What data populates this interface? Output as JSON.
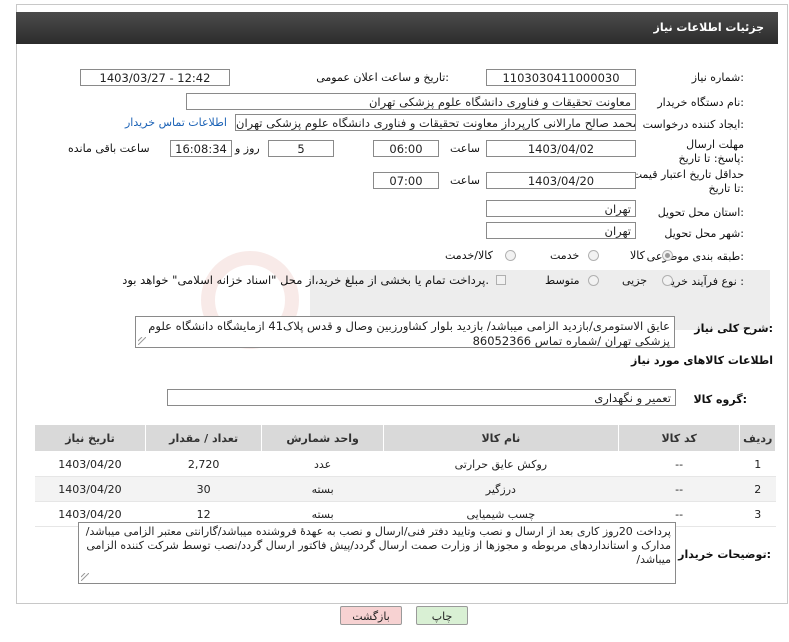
{
  "header": {
    "title": "جزئیات اطلاعات نیاز"
  },
  "fields": {
    "need_number_label": "شماره نیاز:",
    "need_number": "1103030411000030",
    "announce_label": "تاریخ و ساعت اعلان عمومی:",
    "announce_value": "1403/03/27 - 12:42",
    "buyer_org_label": "نام دستگاه خریدار:",
    "buyer_org": "معاونت تحقیقات و فناوری دانشگاه علوم پزشکی تهران",
    "requester_label": "ایجاد کننده درخواست:",
    "requester": "محمد صالح مارالانی کارپرداز معاونت تحقیقات و فناوری دانشگاه علوم پزشکی تهران",
    "buyer_contact_link": "اطلاعات تماس خریدار",
    "deadline_label": "مهلت ارسال پاسخ: تا تاریخ:",
    "deadline_date": "1403/04/02",
    "time_label": "ساعت",
    "deadline_time": "06:00",
    "days_value": "5",
    "days_label": "روز و",
    "remaining_time": "16:08:34",
    "remaining_label": "ساعت باقی مانده",
    "price_valid_label": "حداقل تاریخ اعتبار قیمت: تا تاریخ:",
    "price_valid_date": "1403/04/20",
    "price_valid_time": "07:00",
    "province_label": "استان محل تحویل:",
    "province": "تهران",
    "city_label": "شهر محل تحویل:",
    "city": "تهران",
    "category_label": "طبقه بندی موضوعی:",
    "category_options": [
      "کالا",
      "خدمت",
      "کالا/خدمت"
    ],
    "purchase_type_label": "نوع فرآیند خرید :",
    "purchase_options": [
      "جزیی",
      "متوسط"
    ],
    "purchase_note": "پرداخت تمام یا بخشی از مبلغ خرید،از محل \"اسناد خزانه اسلامی\" خواهد بود."
  },
  "description": {
    "label": "شرح کلی نیاز:",
    "text": "عایق الاستومری/بازدید الزامی میباشد/ بازدید بلوار کشاورزبین وصال و قدس پلاک41 ازمایشگاه دانشگاه علوم پزشکی تهران /شماره تماس 86052366"
  },
  "goods_info": {
    "title": "اطلاعات کالاهای مورد نیاز",
    "group_label": "گروه کالا:",
    "group_value": "تعمیر و نگهداری"
  },
  "table": {
    "headers": [
      "ردیف",
      "کد کالا",
      "نام کالا",
      "واحد شمارش",
      "تعداد / مقدار",
      "تاریخ نیاز"
    ],
    "rows": [
      {
        "row": "1",
        "code": "--",
        "name": "روکش عایق حرارتی",
        "unit": "عدد",
        "qty": "2,720",
        "date": "1403/04/20"
      },
      {
        "row": "2",
        "code": "--",
        "name": "درزگیر",
        "unit": "بسته",
        "qty": "30",
        "date": "1403/04/20"
      },
      {
        "row": "3",
        "code": "--",
        "name": "چسب شیمیایی",
        "unit": "بسته",
        "qty": "12",
        "date": "1403/04/20"
      }
    ]
  },
  "buyer_notes": {
    "label": "توضیحات خریدار:",
    "text": "پرداخت 20روز کاری بعد از ارسال و نصب  وتایید دفتر فنی/ارسال و نصب به عهدۀ فروشنده میباشد/گارانتی معتبر الزامی میباشد/مدارک و استانداردهای مربوطه و مجوزها از وزارت صمت ارسال گردد/پیش فاکتور ارسال گردد/نصب توسط شرکت کننده الزامی میباشد/"
  },
  "buttons": {
    "print": "چاپ",
    "back": "بازگشت"
  },
  "colors": {
    "header_bg": "#3a3a3a",
    "link": "#1b62b6",
    "back_btn": "#f7d2d2",
    "print_btn": "#d9f0d4"
  }
}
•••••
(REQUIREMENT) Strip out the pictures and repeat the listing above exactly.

(COMPLETED EXERCISE)
What data populates this interface? Output as JSON.
{
  "header": {
    "title": "جزئیات اطلاعات نیاز"
  },
  "fields": {
    "need_number_label": "شماره نیاز:",
    "need_number": "1103030411000030",
    "announce_label": "تاریخ و ساعت اعلان عمومی:",
    "announce_value": "1403/03/27 - 12:42",
    "buyer_org_label": "نام دستگاه خریدار:",
    "buyer_org": "معاونت تحقیقات و فناوری دانشگاه علوم پزشکی تهران",
    "requester_label": "ایجاد کننده درخواست:",
    "requester": "محمد صالح مارالانی کارپرداز معاونت تحقیقات و فناوری دانشگاه علوم پزشکی تهران",
    "buyer_contact_link": "اطلاعات تماس خریدار",
    "deadline_label": "مهلت ارسال پاسخ: تا تاریخ:",
    "deadline_date": "1403/04/02",
    "time_label": "ساعت",
    "deadline_time": "06:00",
    "days_value": "5",
    "days_label": "روز و",
    "remaining_time": "16:08:34",
    "remaining_label": "ساعت باقی مانده",
    "price_valid_label": "حداقل تاریخ اعتبار قیمت: تا تاریخ:",
    "price_valid_date": "1403/04/20",
    "price_valid_time": "07:00",
    "province_label": "استان محل تحویل:",
    "province": "تهران",
    "city_label": "شهر محل تحویل:",
    "city": "تهران",
    "category_label": "طبقه بندی موضوعی:",
    "category_options": [
      "کالا",
      "خدمت",
      "کالا/خدمت"
    ],
    "purchase_type_label": "نوع فرآیند خرید :",
    "purchase_options": [
      "جزیی",
      "متوسط"
    ],
    "purchase_note": "پرداخت تمام یا بخشی از مبلغ خرید،از محل \"اسناد خزانه اسلامی\" خواهد بود."
  },
  "description": {
    "label": "شرح کلی نیاز:",
    "text": "عایق الاستومری/بازدید الزامی میباشد/ بازدید بلوار کشاورزبین وصال و قدس پلاک41 ازمایشگاه دانشگاه علوم پزشکی تهران /شماره تماس 86052366"
  },
  "goods_info": {
    "title": "اطلاعات کالاهای مورد نیاز",
    "group_label": "گروه کالا:",
    "group_value": "تعمیر و نگهداری"
  },
  "table": {
    "headers": [
      "ردیف",
      "کد کالا",
      "نام کالا",
      "واحد شمارش",
      "تعداد / مقدار",
      "تاریخ نیاز"
    ],
    "rows": [
      {
        "row": "1",
        "code": "--",
        "name": "روکش عایق حرارتی",
        "unit": "عدد",
        "qty": "2,720",
        "date": "1403/04/20"
      },
      {
        "row": "2",
        "code": "--",
        "name": "درزگیر",
        "unit": "بسته",
        "qty": "30",
        "date": "1403/04/20"
      },
      {
        "row": "3",
        "code": "--",
        "name": "چسب شیمیایی",
        "unit": "بسته",
        "qty": "12",
        "date": "1403/04/20"
      }
    ]
  },
  "buyer_notes": {
    "label": "توضیحات خریدار:",
    "text": "پرداخت 20روز کاری بعد از ارسال و نصب  وتایید دفتر فنی/ارسال و نصب به عهدۀ فروشنده میباشد/گارانتی معتبر الزامی میباشد/مدارک و استانداردهای مربوطه و مجوزها از وزارت صمت ارسال گردد/پیش فاکتور ارسال گردد/نصب توسط شرکت کننده الزامی میباشد/"
  },
  "buttons": {
    "print": "چاپ",
    "back": "بازگشت"
  },
  "colors": {
    "header_bg": "#3a3a3a",
    "link": "#1b62b6",
    "back_btn": "#f7d2d2",
    "print_btn": "#d9f0d4"
  }
}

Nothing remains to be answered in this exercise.